I volunteer for Canter KY and went up and took some listings this past weekend at Turfway Park. If anyone is looking for some nice prospects that just need some time off, check these guys out! Very small world, but one of them (Mach nine) I handled at the farm where he was born 5 years ago, and didn't have any idea until the trainer pulled him out and told me his breeding!
I called about Mach Nine earlier today-- he is quite the looker! I watched his race replays, and WOW does he have a nice canter/gallop. Big, open strides, very free through his shoulder. A very classy looking horse...not surprised from Pin Oak.
His trainer seemed to care for him very much and wants him to land in a nice place, he seemed very honest and upfront about the horse. I'm a bit concerned about Mach Nine's soundness; I'm not sure he'd hold up for anything upper level, but perhaps with management, time off, and a softer work schedule he might be fine.
I looked at a 3 y/o OTTB today, if he doesn't vet I might make it up to Turfway to check Mach Nine out and a few others.
AJ, If you go up, take a look at Afleet Indy as well. He didn't photograph as well, but had great bone, was well balanced, and a couple inches bigger than Mach Nine. Mach Nine was a super good looker, but would need a rider like you, as he seemed smart and confident, and HOT. I'm sure some of that would burn off if given some turn out though. Both trainers are really nice and I felt they were both honest and upfront about both horses. The ankle thing on Mach Nine is questionable, but he looks the part and with that breeding and confo is worth the risk! I didn't trot him as he was acting silly, but I did have Afleet Indy trotted, and he looked sound and had no problems with me palpating and flexing him, although I didn't do a true lameness exam.
Bump for these nice horses. Heard from the head of Canter KY, and Afleet Indy REALLY needs to find a home by the end of the month as the trainer is leaving turfway park. He was really nice and I would hope that someone will take a chance on him. He has been in training without a problem, was very attractive, and is well bred. Somebody out there must need a new eventer prospect!!!

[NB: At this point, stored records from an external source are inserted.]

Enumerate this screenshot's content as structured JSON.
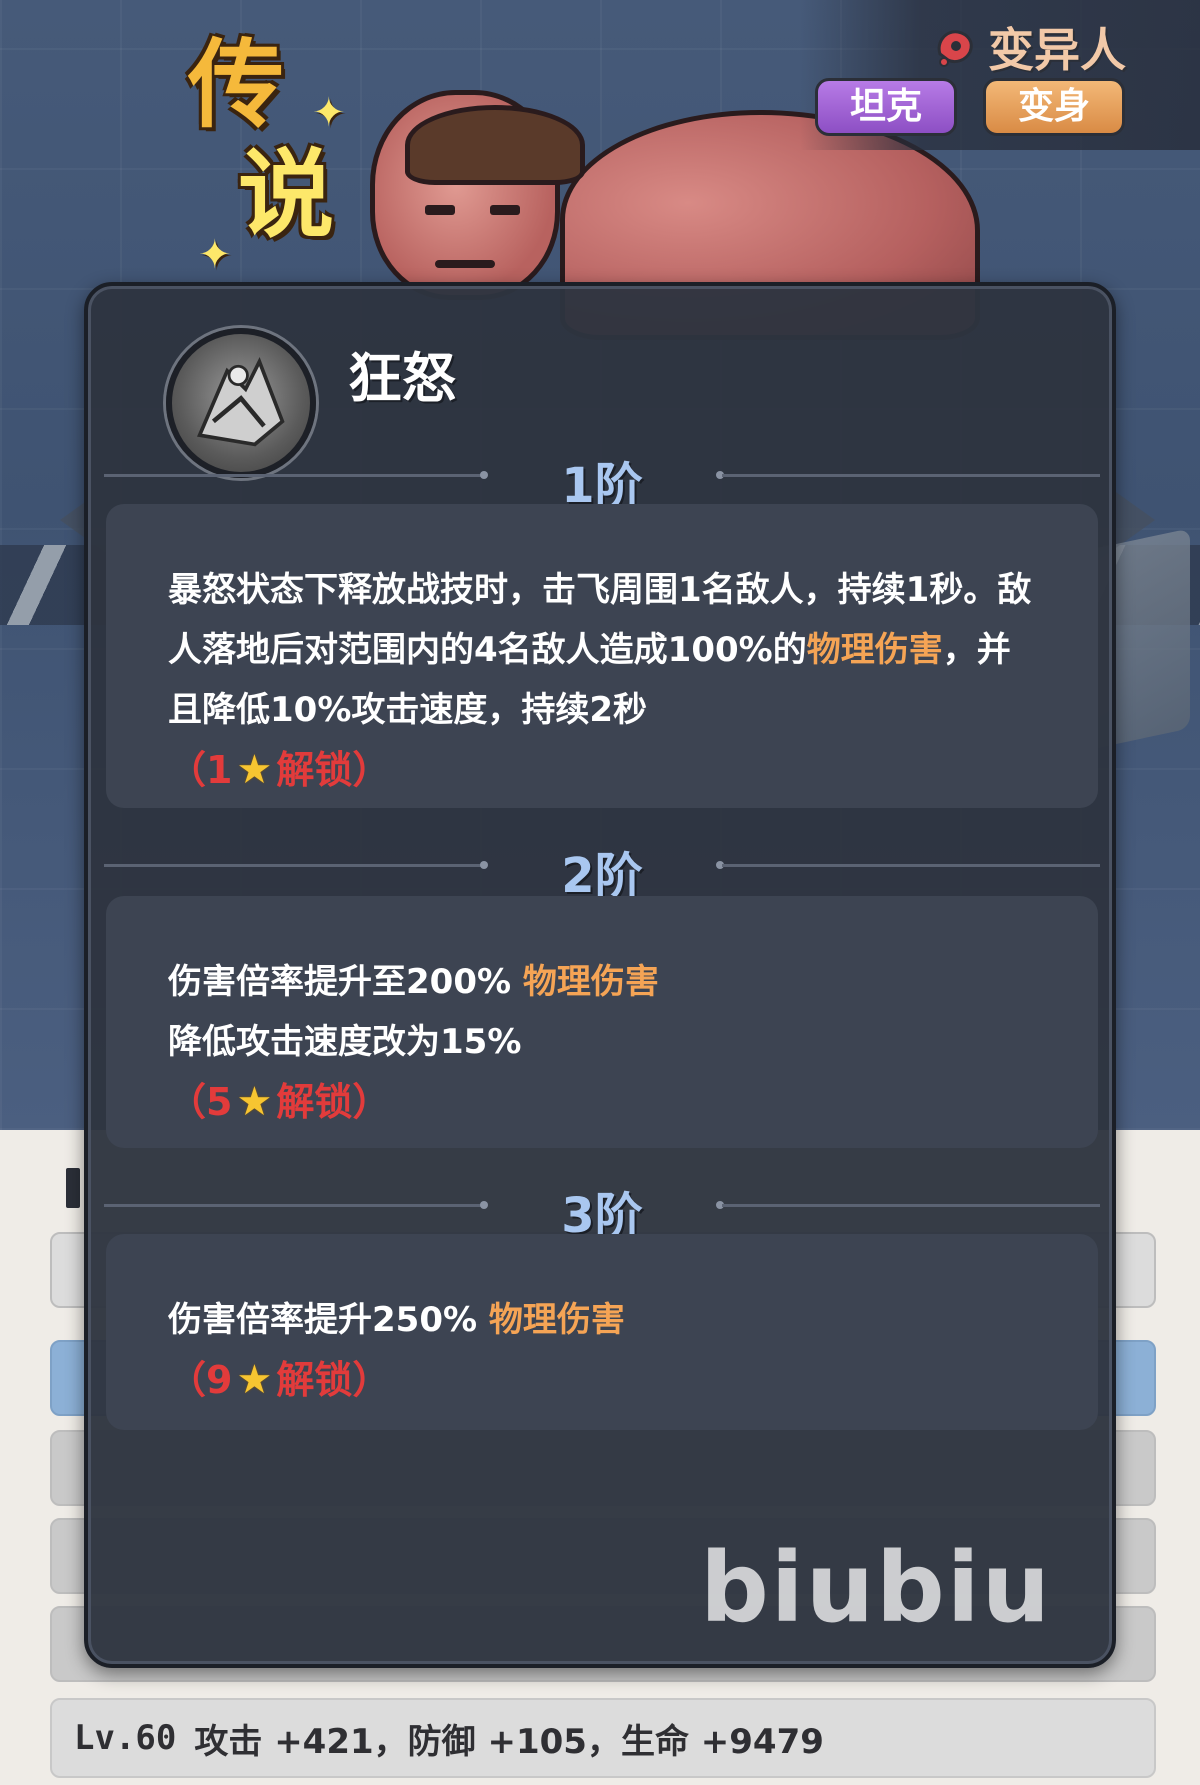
{
  "hero": {
    "rarity": "传说",
    "rarity_line1": "传",
    "rarity_line2": "说",
    "faction": "变异人",
    "tags": [
      "坦克",
      "变身"
    ]
  },
  "skill": {
    "name": "狂怒",
    "tiers": [
      {
        "label": "1阶",
        "text_parts": [
          "暴怒状态下释放战技时，击飞周围1名敌人，持续1秒。敌人落地后对范围内的4名敌人造成100%的",
          "物理伤害",
          "，并且降低10%攻击速度，持续2秒"
        ],
        "unlock_stars": "1",
        "unlock_label": "解锁",
        "open_paren": "（",
        "close_paren": "）"
      },
      {
        "label": "2阶",
        "line1_text": "伤害倍率提升至200%",
        "line1_highlight": "物理伤害",
        "line2": "降低攻击速度改为15%",
        "unlock_stars": "5",
        "unlock_label": "解锁",
        "open_paren": "（",
        "close_paren": "）"
      },
      {
        "label": "3阶",
        "line1_text": "伤害倍率提升250%",
        "line1_highlight": "物理伤害",
        "unlock_stars": "9",
        "unlock_label": "解锁",
        "open_paren": "（",
        "close_paren": "）"
      }
    ]
  },
  "stats_final": {
    "level": "Lv.60",
    "text": "攻击 +421，防御 +105，生命 +9479"
  },
  "watermark": "biubiu",
  "colors": {
    "highlight": "#f5a455",
    "unlock": "#e23b3b",
    "tier_label": "#a9c7f0",
    "tag_tank": "#9a5fd3",
    "tag_transform": "#e69d55"
  }
}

I have been around horses for a long long time and I have become over the years very suspicious of what I call code words.
"He can be very energetic".
What does that mean?.....he has to be chased down by the pony cause the jock can't stop him....
Or maybe it just means that he has never walked a flat footed step in his life.
So just what does it mean?
I might be interested but not if it means that he bucks for the first 30 minutes of every ride.
I am referring to Afleet Indy
So what does it mean?
According to the trainer, when he gets excited he is quite strong in the bit, but does not actually bolt, and is light on his feet when excited. He was not reported to be a bucker. He was quiet and well mannered when pulled out for pictures, standing quietly while there were multiple cars driving by and in full view of the track. I have full confidence that with some down time he would settle in with no problems. The trainer said he had a good work ethic and was a solid individual.
Turn him out, manage his feed and treat him for ulcers. Yes, there are some that stay a bit hot, but most settle unless they are nut-cases, of which there is no indication. To me, light on his feet means he wants to jig and dance, not walk flat footed, maybe not my favorite thing at this stage in my life, but not a "run far away" signal.
I think turnout will help of course; but usually IME if the trainer is making a point to say he needs an experienced rider, then that usually means that he's a little more difficult to handle then the average OTTB.
I feel bad for him, I know he won't get placed. Not with knee chips and a "hot" personality.
You know, cs, I wouldn't be too worried about such comments re a horse in training. Five years ago (when I was only 60), I took a stakes winner who...savaged other horses DURING THE RACE. And still won (and got DQ'd). I think that, with most of these guys, given a little time of RnR (which he got) they usually turn out to be good sorts. This fellow spent 4 years at the track and has a true work ethic. He's now my reliable training level fellow, lives out 24/7 with others and is pleasant on the ground. I think that much of the behavior noted at the track is situation-specific.